- [Problem]: In the records that follow, locate every line with "subtitle" and extract it.

Records contained in a dataset

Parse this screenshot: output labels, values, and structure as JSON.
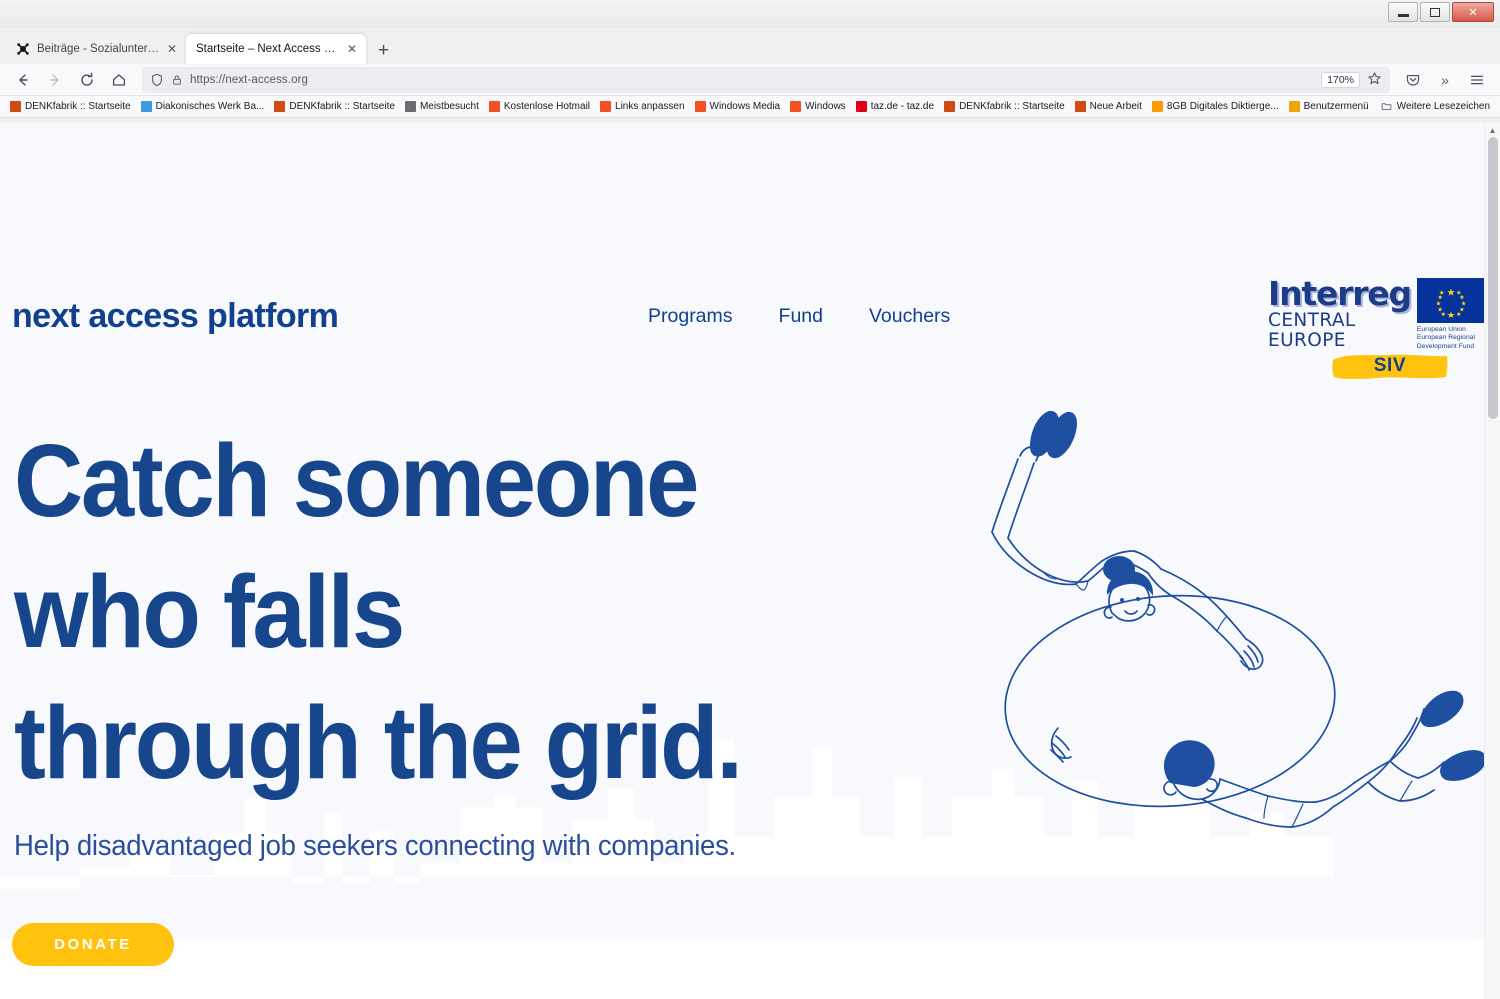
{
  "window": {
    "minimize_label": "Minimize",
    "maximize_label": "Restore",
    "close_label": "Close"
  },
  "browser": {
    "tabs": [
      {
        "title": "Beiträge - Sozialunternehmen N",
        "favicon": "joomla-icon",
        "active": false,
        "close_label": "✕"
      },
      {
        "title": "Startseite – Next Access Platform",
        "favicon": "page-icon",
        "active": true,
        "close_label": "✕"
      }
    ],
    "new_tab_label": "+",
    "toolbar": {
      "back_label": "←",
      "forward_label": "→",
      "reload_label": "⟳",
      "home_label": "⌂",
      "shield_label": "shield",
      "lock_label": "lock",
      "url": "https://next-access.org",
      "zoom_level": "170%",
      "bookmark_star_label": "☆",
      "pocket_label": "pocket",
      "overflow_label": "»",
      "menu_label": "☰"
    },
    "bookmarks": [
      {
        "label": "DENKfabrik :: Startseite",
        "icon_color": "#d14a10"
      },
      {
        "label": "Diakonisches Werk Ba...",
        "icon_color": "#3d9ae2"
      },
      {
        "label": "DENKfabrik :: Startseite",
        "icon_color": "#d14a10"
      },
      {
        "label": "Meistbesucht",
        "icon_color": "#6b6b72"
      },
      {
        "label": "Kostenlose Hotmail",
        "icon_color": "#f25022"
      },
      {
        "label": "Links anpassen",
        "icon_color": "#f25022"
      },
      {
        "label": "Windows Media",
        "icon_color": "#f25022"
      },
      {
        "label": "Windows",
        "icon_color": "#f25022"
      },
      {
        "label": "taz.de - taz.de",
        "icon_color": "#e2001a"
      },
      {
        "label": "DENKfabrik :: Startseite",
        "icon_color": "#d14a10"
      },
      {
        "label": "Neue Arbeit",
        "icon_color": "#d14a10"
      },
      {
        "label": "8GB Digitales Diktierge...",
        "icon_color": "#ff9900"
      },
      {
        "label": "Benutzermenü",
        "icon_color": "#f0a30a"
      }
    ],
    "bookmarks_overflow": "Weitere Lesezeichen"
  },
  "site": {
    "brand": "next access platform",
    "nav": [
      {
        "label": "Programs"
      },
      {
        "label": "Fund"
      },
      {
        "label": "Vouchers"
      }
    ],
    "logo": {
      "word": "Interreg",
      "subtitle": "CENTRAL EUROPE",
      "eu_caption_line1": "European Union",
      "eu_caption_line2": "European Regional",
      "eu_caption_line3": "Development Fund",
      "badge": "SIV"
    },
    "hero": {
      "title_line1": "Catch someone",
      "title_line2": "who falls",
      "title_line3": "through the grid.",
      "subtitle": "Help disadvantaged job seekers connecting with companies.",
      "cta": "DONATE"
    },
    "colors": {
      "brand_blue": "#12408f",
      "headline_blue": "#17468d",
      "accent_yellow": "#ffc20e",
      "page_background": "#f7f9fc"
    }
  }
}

- [Result of the task]:
      "subtitle": "CENTRAL EUROPE",
      "subtitle": "Help disadvantaged job seekers connecting with companies.",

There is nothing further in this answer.